WHAT TO PRODUCE » Where "影视解说" occurs in a line of the entries below, copy that line.

EXTRACTED DATA »

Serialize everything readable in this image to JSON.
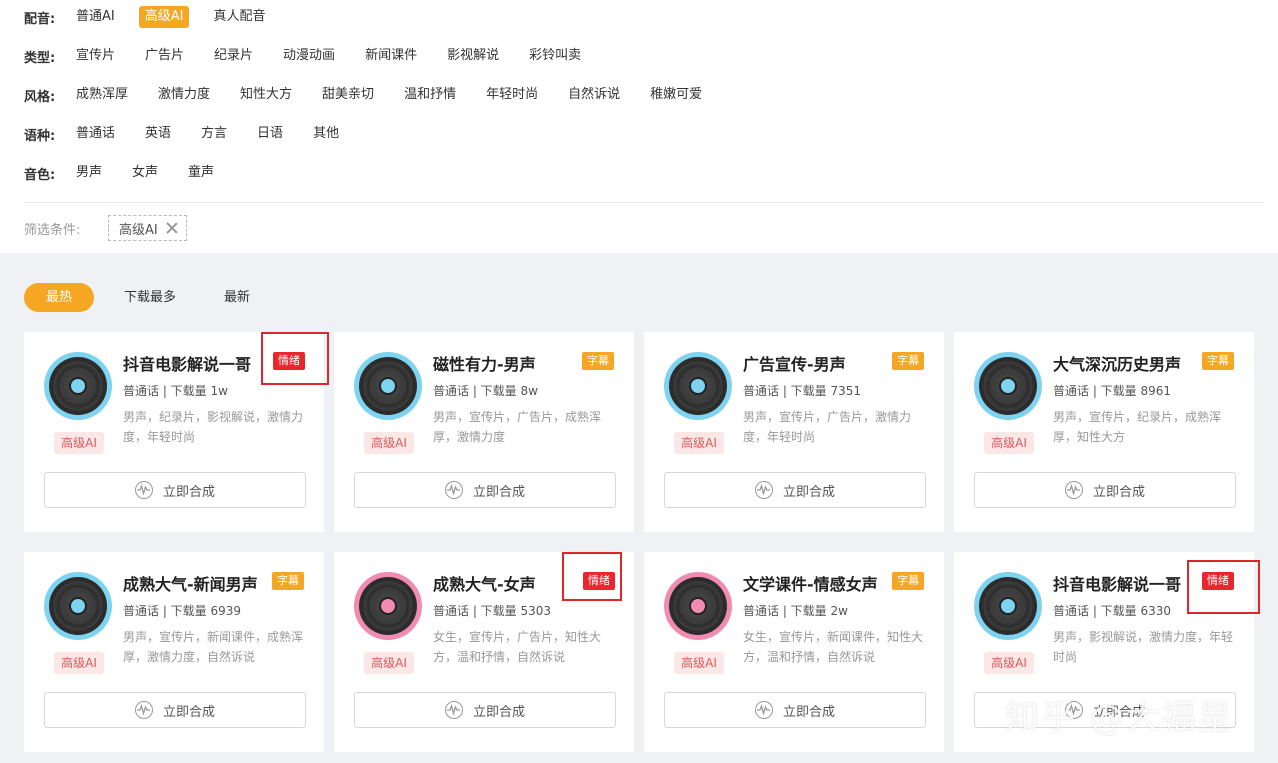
{
  "filters": {
    "voice": {
      "label": "配音:",
      "options": [
        "普通AI",
        "高级AI",
        "真人配音"
      ]
    },
    "type": {
      "label": "类型:",
      "options": [
        "宣传片",
        "广告片",
        "纪录片",
        "动漫动画",
        "新闻课件",
        "影视解说",
        "彩铃叫卖"
      ]
    },
    "style": {
      "label": "风格:",
      "options": [
        "成熟浑厚",
        "激情力度",
        "知性大方",
        "甜美亲切",
        "温和抒情",
        "年轻时尚",
        "自然诉说",
        "稚嫩可爱"
      ]
    },
    "language": {
      "label": "语种:",
      "options": [
        "普通话",
        "英语",
        "方言",
        "日语",
        "其他"
      ]
    },
    "timbre": {
      "label": "音色:",
      "options": [
        "男声",
        "女声",
        "童声"
      ]
    },
    "condition": {
      "label": "筛选条件:",
      "tag": "高级AI"
    }
  },
  "sort": {
    "options": [
      "最热",
      "下载最多",
      "最新"
    ]
  },
  "synth_label": "立即合成",
  "cards": [
    {
      "name": "抖音电影解说一哥",
      "badge": "情绪",
      "meta": "普通话 | 下载量 1w",
      "tags": "男声，纪录片，影视解说，激情力度，年轻时尚",
      "tier": "高级AI"
    },
    {
      "name": "磁性有力-男声",
      "badge": "字幕",
      "meta": "普通话 | 下载量 8w",
      "tags": "男声，宣传片，广告片，成熟浑厚，激情力度",
      "tier": "高级AI"
    },
    {
      "name": "广告宣传-男声",
      "badge": "字幕",
      "meta": "普通话 | 下载量 7351",
      "tags": "男声，宣传片，广告片，激情力度，年轻时尚",
      "tier": "高级AI"
    },
    {
      "name": "大气深沉历史男声",
      "badge": "字幕",
      "meta": "普通话 | 下载量 8961",
      "tags": "男声，宣传片，纪录片，成熟浑厚，知性大方",
      "tier": "高级AI"
    },
    {
      "name": "成熟大气-新闻男声",
      "badge": "字幕",
      "meta": "普通话 | 下载量 6939",
      "tags": "男声，宣传片，新闻课件，成熟浑厚，激情力度，自然诉说",
      "tier": "高级AI"
    },
    {
      "name": "成熟大气-女声",
      "badge": "情绪",
      "meta": "普通话 | 下载量 5303",
      "tags": "女生，宣传片，广告片，知性大方，温和抒情，自然诉说",
      "tier": "高级AI"
    },
    {
      "name": "文学课件-情感女声",
      "badge": "字幕",
      "meta": "普通话 | 下载量 2w",
      "tags": "女生，宣传片，新闻课件，知性大方，温和抒情，自然诉说",
      "tier": "高级AI"
    },
    {
      "name": "抖音电影解说一哥",
      "badge": "情绪",
      "meta": "普通话 | 下载量 6330",
      "tags": "男声，影视解说，激情力度，年轻时尚",
      "tier": "高级AI"
    }
  ],
  "watermark": "知乎 @大福星"
}
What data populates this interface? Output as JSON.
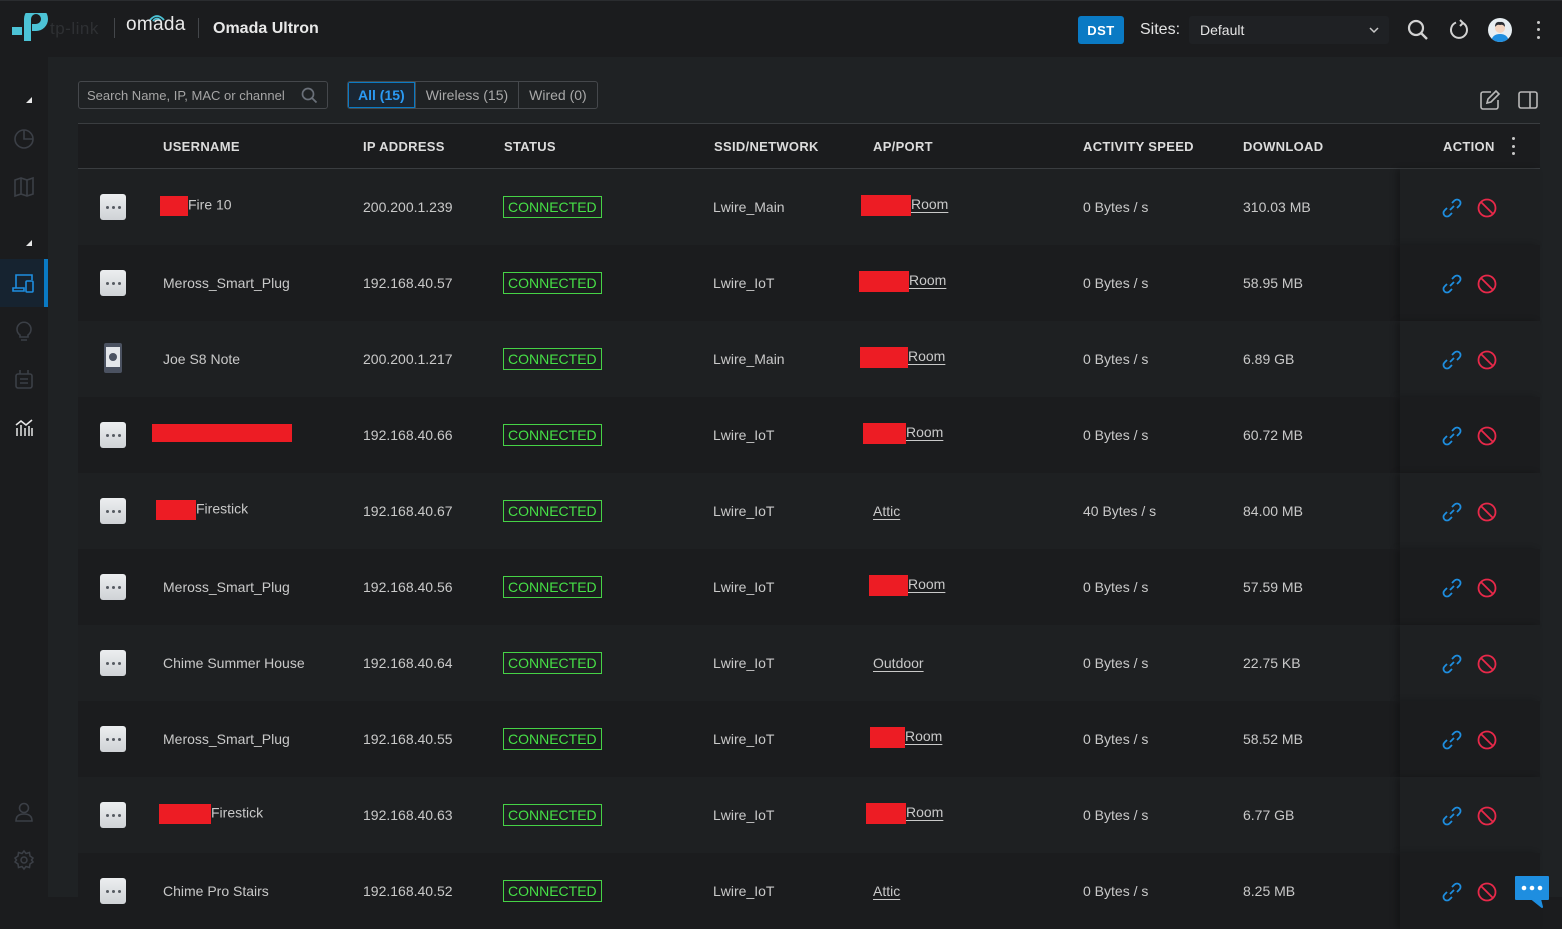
{
  "header": {
    "brand": "tp-link",
    "product": "omada",
    "app_title": "Omada Ultron",
    "dst_badge": "DST",
    "sites_label": "Sites:",
    "sites_selected": "Default"
  },
  "sidebar": {
    "items": [
      {
        "name": "dashboard",
        "icon": "pie-chart-icon",
        "active": false
      },
      {
        "name": "map",
        "icon": "map-icon",
        "active": false
      },
      {
        "name": "clients",
        "icon": "devices-icon",
        "active": true
      },
      {
        "name": "insights",
        "icon": "lightbulb-icon",
        "active": false
      },
      {
        "name": "logs",
        "icon": "log-icon",
        "active": false
      },
      {
        "name": "statistics",
        "icon": "chart-icon",
        "active": false
      },
      {
        "name": "account",
        "icon": "user-icon",
        "active": false
      },
      {
        "name": "settings",
        "icon": "gear-icon",
        "active": false
      }
    ]
  },
  "toolbar": {
    "search_placeholder": "Search Name, IP, MAC or channel",
    "filters": [
      {
        "label": "All (15)",
        "active": true
      },
      {
        "label": "Wireless (15)",
        "active": false
      },
      {
        "label": "Wired (0)",
        "active": false
      }
    ]
  },
  "table": {
    "columns": [
      "USERNAME",
      "IP ADDRESS",
      "STATUS",
      "SSID/NETWORK",
      "AP/PORT",
      "ACTIVITY SPEED",
      "DOWNLOAD",
      "ACTION"
    ],
    "rows": [
      {
        "icon": "more",
        "name": "Fire 10",
        "redact_name": 28,
        "ip": "200.200.1.239",
        "status": "CONNECTED",
        "ssid": "Lwire_Main",
        "ap": "Room",
        "redact_ap": 50,
        "speed": "0 Bytes / s",
        "download": "310.03 MB"
      },
      {
        "icon": "more",
        "name": "Meross_Smart_Plug",
        "redact_name": 0,
        "ip": "192.168.40.57",
        "status": "CONNECTED",
        "ssid": "Lwire_IoT",
        "ap": "Room",
        "redact_ap": 50,
        "speed": "0 Bytes / s",
        "download": "58.95 MB"
      },
      {
        "icon": "phone",
        "name": "Joe S8 Note",
        "redact_name": 0,
        "ip": "200.200.1.217",
        "status": "CONNECTED",
        "ssid": "Lwire_Main",
        "ap": "Room",
        "redact_ap": 48,
        "speed": "0 Bytes / s",
        "download": "6.89 GB"
      },
      {
        "icon": "more",
        "name": "",
        "redact_name": 140,
        "ip": "192.168.40.66",
        "status": "CONNECTED",
        "ssid": "Lwire_IoT",
        "ap": "Room",
        "redact_ap": 43,
        "speed": "0 Bytes / s",
        "download": "60.72 MB"
      },
      {
        "icon": "more",
        "name": "Firestick",
        "redact_name": 40,
        "ip": "192.168.40.67",
        "status": "CONNECTED",
        "ssid": "Lwire_IoT",
        "ap": "Attic",
        "redact_ap": 0,
        "speed": "40 Bytes / s",
        "download": "84.00 MB"
      },
      {
        "icon": "more",
        "name": "Meross_Smart_Plug",
        "redact_name": 0,
        "ip": "192.168.40.56",
        "status": "CONNECTED",
        "ssid": "Lwire_IoT",
        "ap": "Room",
        "redact_ap": 39,
        "speed": "0 Bytes / s",
        "download": "57.59 MB"
      },
      {
        "icon": "more",
        "name": "Chime Summer House",
        "redact_name": 0,
        "ip": "192.168.40.64",
        "status": "CONNECTED",
        "ssid": "Lwire_IoT",
        "ap": "Outdoor",
        "redact_ap": 0,
        "speed": "0 Bytes / s",
        "download": "22.75 KB"
      },
      {
        "icon": "more",
        "name": "Meross_Smart_Plug",
        "redact_name": 0,
        "ip": "192.168.40.55",
        "status": "CONNECTED",
        "ssid": "Lwire_IoT",
        "ap": "Room",
        "redact_ap": 35,
        "speed": "0 Bytes / s",
        "download": "58.52 MB"
      },
      {
        "icon": "more",
        "name": "Firestick",
        "redact_name": 52,
        "ip": "192.168.40.63",
        "status": "CONNECTED",
        "ssid": "Lwire_IoT",
        "ap": "Room",
        "redact_ap": 40,
        "speed": "0 Bytes / s",
        "download": "6.77 GB"
      },
      {
        "icon": "more",
        "name": "Chime Pro Stairs",
        "redact_name": 0,
        "ip": "192.168.40.52",
        "status": "CONNECTED",
        "ssid": "Lwire_IoT",
        "ap": "Attic",
        "redact_ap": 0,
        "speed": "0 Bytes / s",
        "download": "8.25 MB"
      }
    ]
  },
  "colors": {
    "accent": "#0a7ac4",
    "connected": "#46e046",
    "block": "#e8294a",
    "redaction": "#ed1c24"
  }
}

EXERCISE SOLUTION »
        "影视解说",
      "tags": "男声，纪录片，影视解说，激情力度，年轻时尚",
      "tags": "男声，影视解说，激情力度，年轻时尚",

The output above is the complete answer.